Until Alzheimer’s took its toll, George and Nancy traveled to many of the places on his bucket list; the last trip was to France because…as he liked to say, “I’m French, you know.”
George was a good man whose positive outlook on life was evident in everything he did. He was also a fighter who struggled through a horrible disease that robbed him of everything and everyone he knew.
George Maupin’s Career
George started working at KHQ as a producer for the newscast. He eventually joined the on-air crew as a weather anchor after his charisma became unavoidable.
Later, George joined Sean Owsley, Dave Cotton, and Shelly Monahan on the KHQ morning show. For nearly ten years, the four of them assisted everyone in the Inland Northwest with getting their day started. After working at KHQ for almost 20 years, George retired in 2012.

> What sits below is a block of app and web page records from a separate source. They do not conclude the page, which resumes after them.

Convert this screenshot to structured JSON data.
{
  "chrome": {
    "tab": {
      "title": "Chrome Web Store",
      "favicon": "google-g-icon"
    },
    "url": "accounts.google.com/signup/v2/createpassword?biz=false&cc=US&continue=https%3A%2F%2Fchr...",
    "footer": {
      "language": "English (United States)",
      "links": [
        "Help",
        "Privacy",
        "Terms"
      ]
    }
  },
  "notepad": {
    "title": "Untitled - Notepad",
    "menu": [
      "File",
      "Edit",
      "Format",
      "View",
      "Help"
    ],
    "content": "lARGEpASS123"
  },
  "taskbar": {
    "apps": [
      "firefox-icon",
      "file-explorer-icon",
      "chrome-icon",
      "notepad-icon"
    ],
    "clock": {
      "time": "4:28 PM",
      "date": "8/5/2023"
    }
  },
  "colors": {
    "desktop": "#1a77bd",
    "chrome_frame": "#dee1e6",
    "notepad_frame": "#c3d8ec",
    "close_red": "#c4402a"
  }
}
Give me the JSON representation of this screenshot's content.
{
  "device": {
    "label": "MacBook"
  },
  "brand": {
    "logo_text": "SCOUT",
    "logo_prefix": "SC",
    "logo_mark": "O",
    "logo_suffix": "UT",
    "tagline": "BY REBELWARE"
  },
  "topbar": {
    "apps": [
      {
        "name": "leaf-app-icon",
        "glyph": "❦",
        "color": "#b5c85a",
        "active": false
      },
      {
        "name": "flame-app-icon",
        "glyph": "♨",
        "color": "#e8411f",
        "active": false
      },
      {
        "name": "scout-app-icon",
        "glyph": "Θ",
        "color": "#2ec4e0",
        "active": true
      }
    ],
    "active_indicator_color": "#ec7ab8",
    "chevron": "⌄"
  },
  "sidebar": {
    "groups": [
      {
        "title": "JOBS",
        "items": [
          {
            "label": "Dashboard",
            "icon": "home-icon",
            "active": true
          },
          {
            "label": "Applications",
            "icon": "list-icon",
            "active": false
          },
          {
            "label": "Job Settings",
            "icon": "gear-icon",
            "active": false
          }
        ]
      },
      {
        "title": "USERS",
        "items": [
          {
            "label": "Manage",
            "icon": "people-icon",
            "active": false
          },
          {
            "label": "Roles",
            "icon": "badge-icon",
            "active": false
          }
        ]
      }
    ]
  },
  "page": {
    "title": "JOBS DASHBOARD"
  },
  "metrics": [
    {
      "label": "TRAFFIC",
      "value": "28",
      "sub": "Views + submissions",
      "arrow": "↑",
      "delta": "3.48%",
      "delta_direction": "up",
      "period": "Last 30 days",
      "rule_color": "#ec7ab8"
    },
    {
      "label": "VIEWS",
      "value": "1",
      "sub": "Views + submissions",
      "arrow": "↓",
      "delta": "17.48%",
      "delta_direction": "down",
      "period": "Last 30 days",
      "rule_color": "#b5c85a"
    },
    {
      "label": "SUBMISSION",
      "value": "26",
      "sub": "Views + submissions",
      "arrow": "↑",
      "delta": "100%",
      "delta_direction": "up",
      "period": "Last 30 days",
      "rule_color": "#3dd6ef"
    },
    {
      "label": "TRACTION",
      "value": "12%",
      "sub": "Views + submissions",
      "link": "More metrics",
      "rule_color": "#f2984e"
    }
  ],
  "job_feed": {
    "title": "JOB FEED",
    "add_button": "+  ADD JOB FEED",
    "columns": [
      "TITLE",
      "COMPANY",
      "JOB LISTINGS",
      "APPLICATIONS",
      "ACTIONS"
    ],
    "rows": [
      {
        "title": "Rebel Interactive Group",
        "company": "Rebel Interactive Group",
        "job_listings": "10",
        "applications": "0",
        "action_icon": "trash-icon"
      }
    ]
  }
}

There has never been anyone like George Maupin in the Inland Northwest’s history of television broadcasting, and there never will be. It would be an understatement to say that he broke the mold; he smashed it into a million pieces.
George was a legendary figure who was so unpredictable and hilarious that you couldn’t take your eyes off of him for fear of missing the magic.
What many people might not be aware of is that before moving to Spokane, George was a hugely well-liked sportscaster in Las Vegas. At the height of the sport, he spent his days exchanging verbal blows with Muhammad Ali and other legendary boxers.
He frequently recalled events from that era, recalling how, while he was performing in an arena, the crowd began screaming “George! George! George!” as a testament to how well-known he was at the time.
George’s catchphrase, “Spoko Mojo,” which is as effortless in front of the camera as you’ve ever seen, got ingrained in the culture of Spokane. People would yell at him when he was in the neighborhood because he worked it in as frequently as he could.
George made us all feel better, smile, and laugh until we were in tears. While he will be missed as a broadcaster, George Maupin will never be replaced as a man, a parent, a husband, and a friend.